[THE TASK] Take each line from the material below that includes the string "title" and copy it.
* * * *
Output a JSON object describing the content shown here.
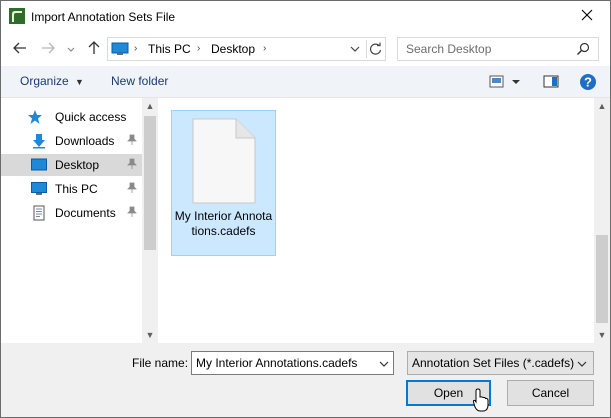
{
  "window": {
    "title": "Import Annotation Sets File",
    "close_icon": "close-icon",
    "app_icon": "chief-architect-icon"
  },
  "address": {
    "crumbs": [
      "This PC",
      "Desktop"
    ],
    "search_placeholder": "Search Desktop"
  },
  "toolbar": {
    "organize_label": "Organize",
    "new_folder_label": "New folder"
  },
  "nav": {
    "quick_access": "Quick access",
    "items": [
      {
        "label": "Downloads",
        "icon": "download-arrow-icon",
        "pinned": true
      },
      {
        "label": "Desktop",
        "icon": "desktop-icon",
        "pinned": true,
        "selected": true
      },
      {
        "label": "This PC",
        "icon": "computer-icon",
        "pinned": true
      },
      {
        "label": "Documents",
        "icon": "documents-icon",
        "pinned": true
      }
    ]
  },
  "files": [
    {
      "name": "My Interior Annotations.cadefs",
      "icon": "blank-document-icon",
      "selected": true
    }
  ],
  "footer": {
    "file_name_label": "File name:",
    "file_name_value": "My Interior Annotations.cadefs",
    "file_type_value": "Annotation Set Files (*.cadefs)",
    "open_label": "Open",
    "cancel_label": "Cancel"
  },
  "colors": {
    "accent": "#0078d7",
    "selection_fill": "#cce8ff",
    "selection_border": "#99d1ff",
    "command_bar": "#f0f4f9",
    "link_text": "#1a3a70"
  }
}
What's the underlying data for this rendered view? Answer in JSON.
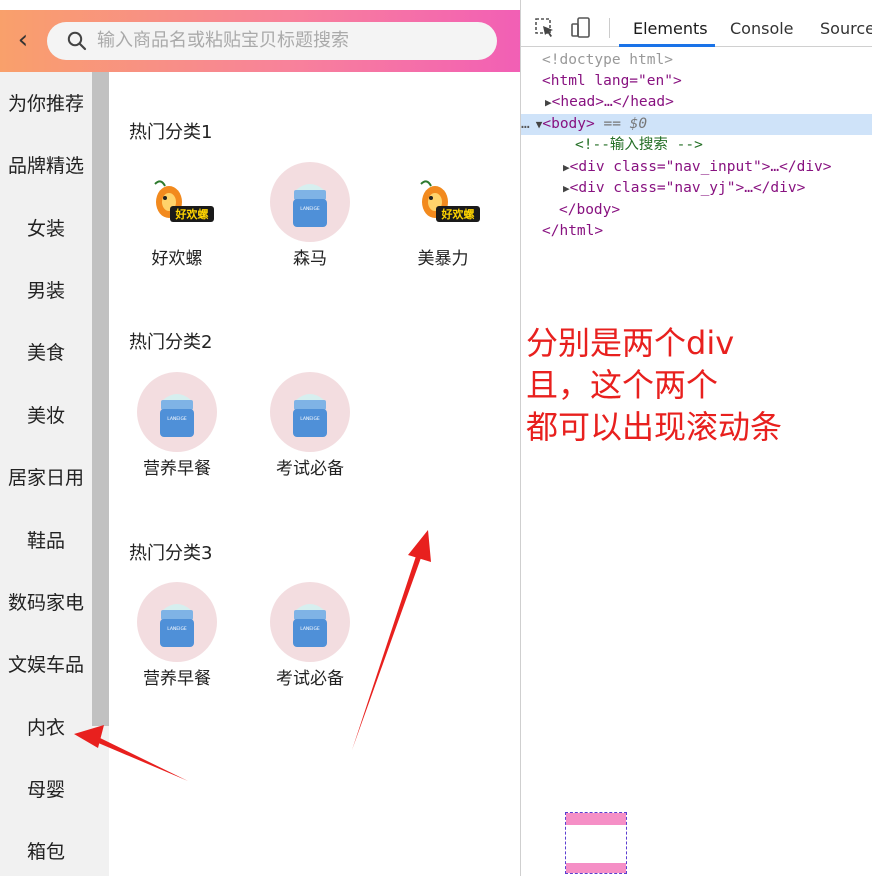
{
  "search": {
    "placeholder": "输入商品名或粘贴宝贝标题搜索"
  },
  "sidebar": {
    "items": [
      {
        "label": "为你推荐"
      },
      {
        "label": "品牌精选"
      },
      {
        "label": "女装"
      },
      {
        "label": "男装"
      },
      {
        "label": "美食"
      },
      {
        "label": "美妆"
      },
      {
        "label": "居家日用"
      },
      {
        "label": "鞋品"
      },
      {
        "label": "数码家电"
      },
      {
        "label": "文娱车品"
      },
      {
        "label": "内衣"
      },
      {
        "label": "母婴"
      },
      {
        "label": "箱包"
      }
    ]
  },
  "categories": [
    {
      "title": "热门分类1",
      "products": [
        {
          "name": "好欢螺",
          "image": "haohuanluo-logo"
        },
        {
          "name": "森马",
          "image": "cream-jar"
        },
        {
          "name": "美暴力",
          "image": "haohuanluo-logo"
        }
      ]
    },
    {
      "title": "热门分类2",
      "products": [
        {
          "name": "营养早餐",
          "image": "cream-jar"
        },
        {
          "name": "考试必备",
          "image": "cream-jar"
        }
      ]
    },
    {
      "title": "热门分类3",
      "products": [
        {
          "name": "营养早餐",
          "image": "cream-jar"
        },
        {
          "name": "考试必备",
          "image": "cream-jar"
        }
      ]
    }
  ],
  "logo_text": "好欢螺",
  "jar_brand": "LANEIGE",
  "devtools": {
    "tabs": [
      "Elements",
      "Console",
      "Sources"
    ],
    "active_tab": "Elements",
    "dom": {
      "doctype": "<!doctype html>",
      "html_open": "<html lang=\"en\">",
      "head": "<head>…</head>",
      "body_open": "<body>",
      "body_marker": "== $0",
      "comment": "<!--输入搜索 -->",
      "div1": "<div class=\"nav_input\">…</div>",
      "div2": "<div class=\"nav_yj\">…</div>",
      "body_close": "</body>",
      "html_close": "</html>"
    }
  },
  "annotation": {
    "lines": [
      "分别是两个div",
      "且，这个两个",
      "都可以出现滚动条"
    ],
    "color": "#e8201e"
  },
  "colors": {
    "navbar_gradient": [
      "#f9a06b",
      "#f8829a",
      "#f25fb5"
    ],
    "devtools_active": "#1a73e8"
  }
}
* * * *
[ANSWER TO THIS PROBLEM]
    "title": "Import Annotation Sets File",
      "title": "热门分类1",
      "title": "热门分类2",
      "title": "热门分类3",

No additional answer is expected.